+++ Given data +++

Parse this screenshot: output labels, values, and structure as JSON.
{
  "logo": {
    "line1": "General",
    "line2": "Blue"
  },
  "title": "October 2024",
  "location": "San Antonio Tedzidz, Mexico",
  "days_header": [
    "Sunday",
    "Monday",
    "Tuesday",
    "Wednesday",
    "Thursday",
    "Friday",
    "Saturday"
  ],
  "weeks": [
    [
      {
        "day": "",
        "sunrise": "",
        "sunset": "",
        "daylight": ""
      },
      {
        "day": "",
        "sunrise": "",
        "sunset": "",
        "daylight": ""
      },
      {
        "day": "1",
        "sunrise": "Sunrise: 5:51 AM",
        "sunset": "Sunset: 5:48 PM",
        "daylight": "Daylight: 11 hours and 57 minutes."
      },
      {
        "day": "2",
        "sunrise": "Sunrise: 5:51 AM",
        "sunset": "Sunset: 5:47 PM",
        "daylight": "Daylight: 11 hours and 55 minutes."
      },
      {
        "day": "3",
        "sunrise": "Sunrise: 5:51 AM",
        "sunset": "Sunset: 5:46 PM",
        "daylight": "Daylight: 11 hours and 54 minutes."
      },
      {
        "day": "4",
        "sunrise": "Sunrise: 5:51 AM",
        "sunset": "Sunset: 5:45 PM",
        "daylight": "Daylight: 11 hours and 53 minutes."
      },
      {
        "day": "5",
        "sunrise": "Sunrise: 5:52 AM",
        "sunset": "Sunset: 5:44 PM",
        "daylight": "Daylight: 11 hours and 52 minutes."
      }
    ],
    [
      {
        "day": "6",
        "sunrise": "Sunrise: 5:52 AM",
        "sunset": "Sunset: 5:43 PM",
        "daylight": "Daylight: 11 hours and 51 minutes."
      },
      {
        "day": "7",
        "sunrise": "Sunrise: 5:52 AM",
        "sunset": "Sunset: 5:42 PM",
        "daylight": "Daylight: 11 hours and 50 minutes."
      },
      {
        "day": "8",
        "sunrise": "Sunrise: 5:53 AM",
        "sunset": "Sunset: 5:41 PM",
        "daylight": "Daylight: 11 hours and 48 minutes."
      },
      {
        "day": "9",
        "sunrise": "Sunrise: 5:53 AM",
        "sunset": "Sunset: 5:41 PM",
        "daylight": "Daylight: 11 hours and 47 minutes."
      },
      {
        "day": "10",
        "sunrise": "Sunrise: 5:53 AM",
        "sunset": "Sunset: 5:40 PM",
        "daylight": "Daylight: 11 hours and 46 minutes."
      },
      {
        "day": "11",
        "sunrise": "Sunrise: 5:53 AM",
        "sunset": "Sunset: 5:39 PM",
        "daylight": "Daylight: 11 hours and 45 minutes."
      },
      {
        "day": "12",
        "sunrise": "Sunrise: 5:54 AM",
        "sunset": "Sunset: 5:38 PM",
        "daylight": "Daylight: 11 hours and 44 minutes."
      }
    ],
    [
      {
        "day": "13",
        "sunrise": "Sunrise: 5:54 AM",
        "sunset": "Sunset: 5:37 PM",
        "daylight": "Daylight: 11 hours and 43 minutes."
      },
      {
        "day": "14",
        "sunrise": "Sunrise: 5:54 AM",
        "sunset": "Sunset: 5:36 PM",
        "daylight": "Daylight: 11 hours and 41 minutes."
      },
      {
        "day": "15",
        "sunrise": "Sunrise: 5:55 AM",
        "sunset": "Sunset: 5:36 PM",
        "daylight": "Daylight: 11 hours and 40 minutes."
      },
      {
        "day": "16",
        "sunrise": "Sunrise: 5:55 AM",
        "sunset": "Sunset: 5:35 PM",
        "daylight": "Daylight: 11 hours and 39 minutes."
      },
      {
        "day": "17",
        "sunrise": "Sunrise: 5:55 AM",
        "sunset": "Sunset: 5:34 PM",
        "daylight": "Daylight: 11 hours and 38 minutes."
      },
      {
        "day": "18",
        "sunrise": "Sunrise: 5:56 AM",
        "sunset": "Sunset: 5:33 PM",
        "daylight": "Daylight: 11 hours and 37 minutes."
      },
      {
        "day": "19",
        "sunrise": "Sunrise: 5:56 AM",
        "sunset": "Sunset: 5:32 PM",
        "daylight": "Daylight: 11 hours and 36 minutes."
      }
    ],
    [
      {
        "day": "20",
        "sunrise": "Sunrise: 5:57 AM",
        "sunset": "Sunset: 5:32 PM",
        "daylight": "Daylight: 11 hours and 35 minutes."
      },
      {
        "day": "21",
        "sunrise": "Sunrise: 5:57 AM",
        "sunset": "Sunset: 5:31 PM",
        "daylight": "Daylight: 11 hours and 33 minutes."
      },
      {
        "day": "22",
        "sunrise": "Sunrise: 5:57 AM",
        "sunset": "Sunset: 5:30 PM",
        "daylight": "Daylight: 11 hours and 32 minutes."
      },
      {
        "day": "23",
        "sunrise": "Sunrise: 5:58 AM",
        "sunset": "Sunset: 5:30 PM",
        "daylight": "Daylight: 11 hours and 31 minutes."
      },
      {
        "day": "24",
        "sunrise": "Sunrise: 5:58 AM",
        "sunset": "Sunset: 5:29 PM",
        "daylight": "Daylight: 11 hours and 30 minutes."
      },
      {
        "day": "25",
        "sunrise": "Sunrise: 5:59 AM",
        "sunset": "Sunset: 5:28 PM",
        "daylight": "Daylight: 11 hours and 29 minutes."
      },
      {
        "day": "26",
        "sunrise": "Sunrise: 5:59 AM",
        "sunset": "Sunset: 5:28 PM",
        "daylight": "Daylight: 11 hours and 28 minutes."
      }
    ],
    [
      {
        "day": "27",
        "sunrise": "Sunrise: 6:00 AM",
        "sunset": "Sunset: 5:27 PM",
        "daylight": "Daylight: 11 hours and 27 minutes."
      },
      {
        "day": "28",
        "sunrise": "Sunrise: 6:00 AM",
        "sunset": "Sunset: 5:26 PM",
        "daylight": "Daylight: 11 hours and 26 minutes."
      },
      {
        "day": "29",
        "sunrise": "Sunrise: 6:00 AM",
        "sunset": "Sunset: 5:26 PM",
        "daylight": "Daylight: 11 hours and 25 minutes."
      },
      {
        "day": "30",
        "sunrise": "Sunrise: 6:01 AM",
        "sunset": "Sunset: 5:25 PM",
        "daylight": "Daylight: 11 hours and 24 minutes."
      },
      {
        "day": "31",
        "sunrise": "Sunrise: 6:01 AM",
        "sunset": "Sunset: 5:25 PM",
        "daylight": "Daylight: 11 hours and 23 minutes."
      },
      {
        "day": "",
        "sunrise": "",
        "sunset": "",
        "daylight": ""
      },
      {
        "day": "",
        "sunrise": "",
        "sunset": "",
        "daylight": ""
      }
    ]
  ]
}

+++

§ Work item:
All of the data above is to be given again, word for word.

§ Solution for this exercise:
Parse this screenshot: output labels, values, and structure as JSON.
{
  "logo": {
    "line1": "General",
    "line2": "Blue"
  },
  "title": "October 2024",
  "location": "San Antonio Tedzidz, Mexico",
  "days_header": [
    "Sunday",
    "Monday",
    "Tuesday",
    "Wednesday",
    "Thursday",
    "Friday",
    "Saturday"
  ],
  "weeks": [
    [
      {
        "day": "",
        "sunrise": "",
        "sunset": "",
        "daylight": ""
      },
      {
        "day": "",
        "sunrise": "",
        "sunset": "",
        "daylight": ""
      },
      {
        "day": "1",
        "sunrise": "Sunrise: 5:51 AM",
        "sunset": "Sunset: 5:48 PM",
        "daylight": "Daylight: 11 hours and 57 minutes."
      },
      {
        "day": "2",
        "sunrise": "Sunrise: 5:51 AM",
        "sunset": "Sunset: 5:47 PM",
        "daylight": "Daylight: 11 hours and 55 minutes."
      },
      {
        "day": "3",
        "sunrise": "Sunrise: 5:51 AM",
        "sunset": "Sunset: 5:46 PM",
        "daylight": "Daylight: 11 hours and 54 minutes."
      },
      {
        "day": "4",
        "sunrise": "Sunrise: 5:51 AM",
        "sunset": "Sunset: 5:45 PM",
        "daylight": "Daylight: 11 hours and 53 minutes."
      },
      {
        "day": "5",
        "sunrise": "Sunrise: 5:52 AM",
        "sunset": "Sunset: 5:44 PM",
        "daylight": "Daylight: 11 hours and 52 minutes."
      }
    ],
    [
      {
        "day": "6",
        "sunrise": "Sunrise: 5:52 AM",
        "sunset": "Sunset: 5:43 PM",
        "daylight": "Daylight: 11 hours and 51 minutes."
      },
      {
        "day": "7",
        "sunrise": "Sunrise: 5:52 AM",
        "sunset": "Sunset: 5:42 PM",
        "daylight": "Daylight: 11 hours and 50 minutes."
      },
      {
        "day": "8",
        "sunrise": "Sunrise: 5:53 AM",
        "sunset": "Sunset: 5:41 PM",
        "daylight": "Daylight: 11 hours and 48 minutes."
      },
      {
        "day": "9",
        "sunrise": "Sunrise: 5:53 AM",
        "sunset": "Sunset: 5:41 PM",
        "daylight": "Daylight: 11 hours and 47 minutes."
      },
      {
        "day": "10",
        "sunrise": "Sunrise: 5:53 AM",
        "sunset": "Sunset: 5:40 PM",
        "daylight": "Daylight: 11 hours and 46 minutes."
      },
      {
        "day": "11",
        "sunrise": "Sunrise: 5:53 AM",
        "sunset": "Sunset: 5:39 PM",
        "daylight": "Daylight: 11 hours and 45 minutes."
      },
      {
        "day": "12",
        "sunrise": "Sunrise: 5:54 AM",
        "sunset": "Sunset: 5:38 PM",
        "daylight": "Daylight: 11 hours and 44 minutes."
      }
    ],
    [
      {
        "day": "13",
        "sunrise": "Sunrise: 5:54 AM",
        "sunset": "Sunset: 5:37 PM",
        "daylight": "Daylight: 11 hours and 43 minutes."
      },
      {
        "day": "14",
        "sunrise": "Sunrise: 5:54 AM",
        "sunset": "Sunset: 5:36 PM",
        "daylight": "Daylight: 11 hours and 41 minutes."
      },
      {
        "day": "15",
        "sunrise": "Sunrise: 5:55 AM",
        "sunset": "Sunset: 5:36 PM",
        "daylight": "Daylight: 11 hours and 40 minutes."
      },
      {
        "day": "16",
        "sunrise": "Sunrise: 5:55 AM",
        "sunset": "Sunset: 5:35 PM",
        "daylight": "Daylight: 11 hours and 39 minutes."
      },
      {
        "day": "17",
        "sunrise": "Sunrise: 5:55 AM",
        "sunset": "Sunset: 5:34 PM",
        "daylight": "Daylight: 11 hours and 38 minutes."
      },
      {
        "day": "18",
        "sunrise": "Sunrise: 5:56 AM",
        "sunset": "Sunset: 5:33 PM",
        "daylight": "Daylight: 11 hours and 37 minutes."
      },
      {
        "day": "19",
        "sunrise": "Sunrise: 5:56 AM",
        "sunset": "Sunset: 5:32 PM",
        "daylight": "Daylight: 11 hours and 36 minutes."
      }
    ],
    [
      {
        "day": "20",
        "sunrise": "Sunrise: 5:57 AM",
        "sunset": "Sunset: 5:32 PM",
        "daylight": "Daylight: 11 hours and 35 minutes."
      },
      {
        "day": "21",
        "sunrise": "Sunrise: 5:57 AM",
        "sunset": "Sunset: 5:31 PM",
        "daylight": "Daylight: 11 hours and 33 minutes."
      },
      {
        "day": "22",
        "sunrise": "Sunrise: 5:57 AM",
        "sunset": "Sunset: 5:30 PM",
        "daylight": "Daylight: 11 hours and 32 minutes."
      },
      {
        "day": "23",
        "sunrise": "Sunrise: 5:58 AM",
        "sunset": "Sunset: 5:30 PM",
        "daylight": "Daylight: 11 hours and 31 minutes."
      },
      {
        "day": "24",
        "sunrise": "Sunrise: 5:58 AM",
        "sunset": "Sunset: 5:29 PM",
        "daylight": "Daylight: 11 hours and 30 minutes."
      },
      {
        "day": "25",
        "sunrise": "Sunrise: 5:59 AM",
        "sunset": "Sunset: 5:28 PM",
        "daylight": "Daylight: 11 hours and 29 minutes."
      },
      {
        "day": "26",
        "sunrise": "Sunrise: 5:59 AM",
        "sunset": "Sunset: 5:28 PM",
        "daylight": "Daylight: 11 hours and 28 minutes."
      }
    ],
    [
      {
        "day": "27",
        "sunrise": "Sunrise: 6:00 AM",
        "sunset": "Sunset: 5:27 PM",
        "daylight": "Daylight: 11 hours and 27 minutes."
      },
      {
        "day": "28",
        "sunrise": "Sunrise: 6:00 AM",
        "sunset": "Sunset: 5:26 PM",
        "daylight": "Daylight: 11 hours and 26 minutes."
      },
      {
        "day": "29",
        "sunrise": "Sunrise: 6:00 AM",
        "sunset": "Sunset: 5:26 PM",
        "daylight": "Daylight: 11 hours and 25 minutes."
      },
      {
        "day": "30",
        "sunrise": "Sunrise: 6:01 AM",
        "sunset": "Sunset: 5:25 PM",
        "daylight": "Daylight: 11 hours and 24 minutes."
      },
      {
        "day": "31",
        "sunrise": "Sunrise: 6:01 AM",
        "sunset": "Sunset: 5:25 PM",
        "daylight": "Daylight: 11 hours and 23 minutes."
      },
      {
        "day": "",
        "sunrise": "",
        "sunset": "",
        "daylight": ""
      },
      {
        "day": "",
        "sunrise": "",
        "sunset": "",
        "daylight": ""
      }
    ]
  ]
}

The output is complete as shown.